43% of respondents to a BMA survey in September 2021 agreed with the statement 'I plan to retire early', while 50% agreed with the statement 'I plan to work fewer hours after the pandemic'.

Avoiding this cliff edge will require retention initiatives across all grades of doctor and a clear strategy. It will require investment in expansion of medical school places to ensure there are enough teaching spaces, educators, clinical placements, foundation programme and specialty training places to train enough new doctors.

 

What the BMA is calling for

Amend the Health and Care Bill

The BMA is one of over 60 organisations supporting an amendment to the Health and Care Bill to strengthen workforce planning.

The amendment would place a duty on the secretary of state for health and social care to publish independent assessments of current and future workforce numbers every two years in line with OBR (Office of Budget Responsibility) projections.

These assessments would inform strategic and long-term decisions about the funding, workforce planning, regional shortages, and skill mix needed to match patient demand. Our Health and Care Bill briefing gives more information.

Develop a national workforce strategy

The BMA has long called for a comprehensive national workforce strategy.

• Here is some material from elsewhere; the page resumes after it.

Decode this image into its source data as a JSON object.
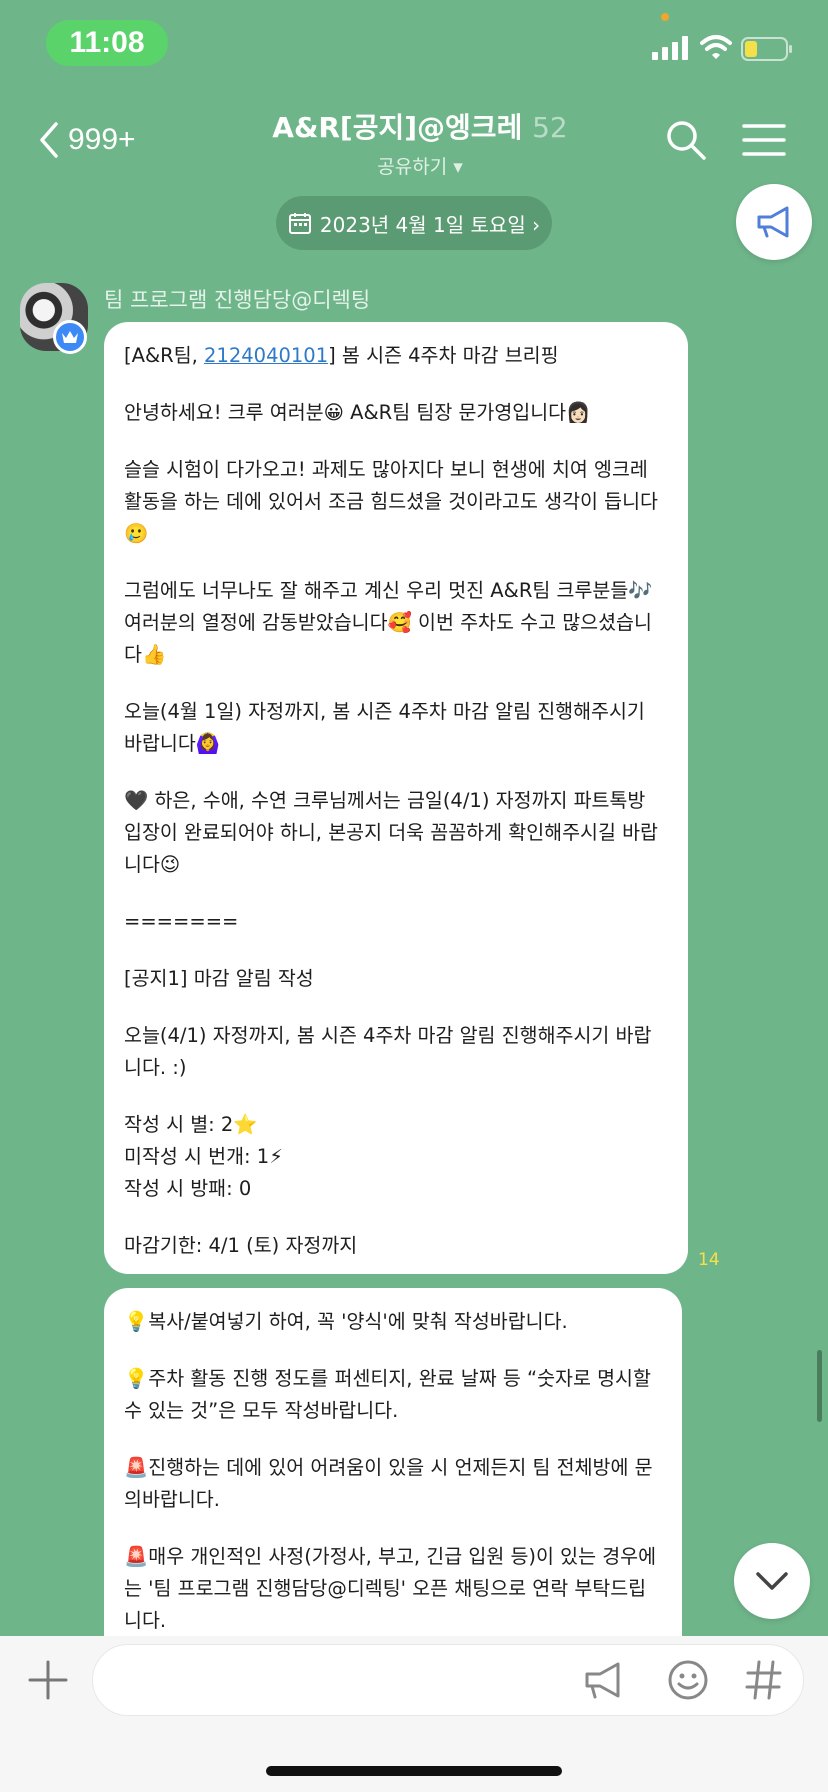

In September 2021, we submitted evidence to Health Education England to support development of its forthcoming long-term strategic framework for health and social care workforce planning.

The BMA is also calling for increased Treasury investment to expand the medical workforce by:

  • increasing medical school, foundation programme and specialty training places
  • expanding physical training centres, educator capacity and teaching and learning spaces.
Measures to retain existing staff

Given the time it takes to train a doctor, it is imperative that the NHS takes immediate action to retain those currently working.

Pensions and pay

The BMA is calling for an end to the punitive pension tax rules that are driving doctors away from medicine.

We are also calling for a significant and early pay award that is much higher than the retail price index and will go some way to closing the real terms pay erosion that doctors have faced over the past decade.

Health and wellbeing initiatives

The BMA is advocating for measures to prevent doctors leaving. This includes flexible working options for all staff, and retention strategies across all grades of doctor as outlined in our rest, recover, restore report.

Reducing abuse

To address the escalation of violence and abuse against healthcare workers the BMA is calling for the maximum sentence for assault against emergency workers to be increased from one year to two years’ imprisonment. Read more in our violence against doctors briefing.